Iíve written about the woes of timeshares in the past and pointed out that timeshares are not really assets, they are liabilities. Once you purchase a timeshare it has a zero value because there arenít any buyers.
This isnít to say that all timeshares are bad because I know people who use their timeshares and love them, but for most, they are an expensive headache that isnít worth the trouble.
So what do you do if you are ďgiftedĒ a timeshare property through an inheritance? A local Hayden reader recently inherited a timeshare and he wanted no part of it and wondered what he could do.
If you arenít interested in owning a timeshare and donít think you will use it or are unable to afford it, you will need to disinherit or reject it.

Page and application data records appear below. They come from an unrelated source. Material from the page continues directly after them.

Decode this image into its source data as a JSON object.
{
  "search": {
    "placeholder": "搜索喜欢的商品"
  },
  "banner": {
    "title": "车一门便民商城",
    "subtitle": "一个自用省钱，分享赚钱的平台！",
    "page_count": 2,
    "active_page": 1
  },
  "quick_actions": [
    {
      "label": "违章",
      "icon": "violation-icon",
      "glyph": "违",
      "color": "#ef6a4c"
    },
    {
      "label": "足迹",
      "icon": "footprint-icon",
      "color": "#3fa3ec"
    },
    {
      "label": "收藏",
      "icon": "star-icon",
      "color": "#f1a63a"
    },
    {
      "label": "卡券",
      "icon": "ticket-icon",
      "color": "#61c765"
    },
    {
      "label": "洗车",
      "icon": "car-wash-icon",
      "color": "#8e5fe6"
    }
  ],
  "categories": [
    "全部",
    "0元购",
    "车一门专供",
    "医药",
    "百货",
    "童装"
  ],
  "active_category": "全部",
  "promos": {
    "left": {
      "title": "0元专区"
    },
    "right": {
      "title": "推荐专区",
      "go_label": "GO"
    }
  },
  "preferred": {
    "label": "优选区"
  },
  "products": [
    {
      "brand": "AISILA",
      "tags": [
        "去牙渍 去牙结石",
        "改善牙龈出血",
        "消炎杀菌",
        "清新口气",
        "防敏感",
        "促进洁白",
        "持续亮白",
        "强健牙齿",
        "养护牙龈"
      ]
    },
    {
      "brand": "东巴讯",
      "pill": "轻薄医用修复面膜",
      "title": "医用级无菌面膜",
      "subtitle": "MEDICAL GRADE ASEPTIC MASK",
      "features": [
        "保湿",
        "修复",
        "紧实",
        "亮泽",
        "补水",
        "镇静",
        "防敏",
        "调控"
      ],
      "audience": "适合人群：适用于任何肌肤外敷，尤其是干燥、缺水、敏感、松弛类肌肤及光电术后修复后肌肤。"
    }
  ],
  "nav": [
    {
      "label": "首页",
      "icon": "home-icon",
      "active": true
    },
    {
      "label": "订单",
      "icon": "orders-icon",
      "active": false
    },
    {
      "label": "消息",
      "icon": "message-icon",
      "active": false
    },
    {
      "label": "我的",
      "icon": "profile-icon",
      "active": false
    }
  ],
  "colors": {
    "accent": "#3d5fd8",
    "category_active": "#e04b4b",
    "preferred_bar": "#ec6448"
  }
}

Here are the steps you will need to take in order to disclaim a timeshare youíve inherited. The legal term for this is generally called ďrenunciation of property.Ē
1. Act quickly ó in Idaho you have nine months from the time you inherit a property to refuse it. It is very important that you do not use the timeshare or receive any sort of benefit from it during these nine months or you will not be able to refuse the property.
2. Prepare a document renouncing the timeshare ó The document should include a description of the property, a statement declaring your renunciation of the timeshare forever, and your name and signature.
3. Send copies of your renunciation by certified mail to interested parties ó Keep a copy for yourself and forward a copy to the executor of the estate and to the timeshare company itself.
4. File a copy of the renunciation in probate court where the estate that has willed you the timeshare is being handled ó Donít skip this step because it serves as an official record of your renunciation in the event it is ever questioned.
Just remember to act within the appropriate time period and donít rely on misstatements about how to get rid of a timeshare. I have often heard the solution is to give it away to charity.
Newsflash! The charity doesnít want the timeshare either because it is a cost headache to the organization, not a benefit.
Ford knew the Focus and Fiesta had issues
Recently I wrote about Fordís recall issues with its popular truck and a couple of its cars. As consumers we would like to believe that when problems occur there are some measures in place to protect us.
What is shocking is Ford knowingly launched its two low-priced, fuel-efficient cars, the Fiesta and Focus, with defective transmissions according to findings in an investigation by Detroit Free Press. Then Ford continued to sell the defective vehicles despite mounting complaints and a ton of repairs.
Some of the cars in question randomly have lost power on freeways and have unexpectedly bolted into intersections. Even after knowing this, the cars were put on sale in 2010-11 and at least 1.5 million remain on the road today.
The automaker says that itís not a safety problem if your car slips into neutral on the highway. Its reasoning? If the power steering, turn signals, airbags and other power worked in the car then the situation couldnít be considered dangerous because you can put on your blinker and just pull over.
I think if Iím driving 70 mph down the highway and my car slipped into neutral and I started decelerating at a rapid rate compared to surrounding traffic Iíd be scared.
Whatís more, rather than make an expensive change in the transmission technology which was warranted based on findings, the company kept trying to find a fix for the faulty transmission for several years and told Ford dealers to tell customers that the cars operated normally when they did not.
To add insult to consumers and despite the deluge of complaints, the National Highway Traffic Safety Administration declined to open an investigation or order a recall.
It is estimated that the problems related to these faulty transmissions could reach $3 billion in litigation and repair costs not to mention loss of customer loyalty. Now Ford is saying it worked to resolve the quality issues but the solutions were more complex and took longer than expected. It regrets any inconvenience and frustration that it caused to some consumers. It also stands by the story that the vehicles remain safe.
It is disheartening to learn that the National Highway Traffic Safety Administration turned its back on consumer safety and that a trusted brand like Ford would put profits before safety and then continue to deceive consumers about the true nature of the problem.
Calls from Wells Fargo
A local Coeur díAlene reader warned us about a phone call he received supposedly from Wells Fargo. The caller indicated that he had received a financial reward of $1 million.
The catch? He needed to provide his personal information in order for the reward to be processed. The reader didnít let the caller tell him how much the upfront fee would be before he hung up on him.
If you receive one of these calls, be wary because Wells Fargo isnít giving away a financial reward.
Remember: Iím on your side.
If you have encountered a consumer issue that you have questions about or think our readers should know about, please send me an email at firstname.lastname@example.org or call me at 208-274-4458. As The CDA Press Consumer Gal, Iím here to help. Please include your name and a phone number or email. Iím a full-time copywriter working on marketing strategy with businesses, a columnist and a consumer advocate living in Coeur díAlene.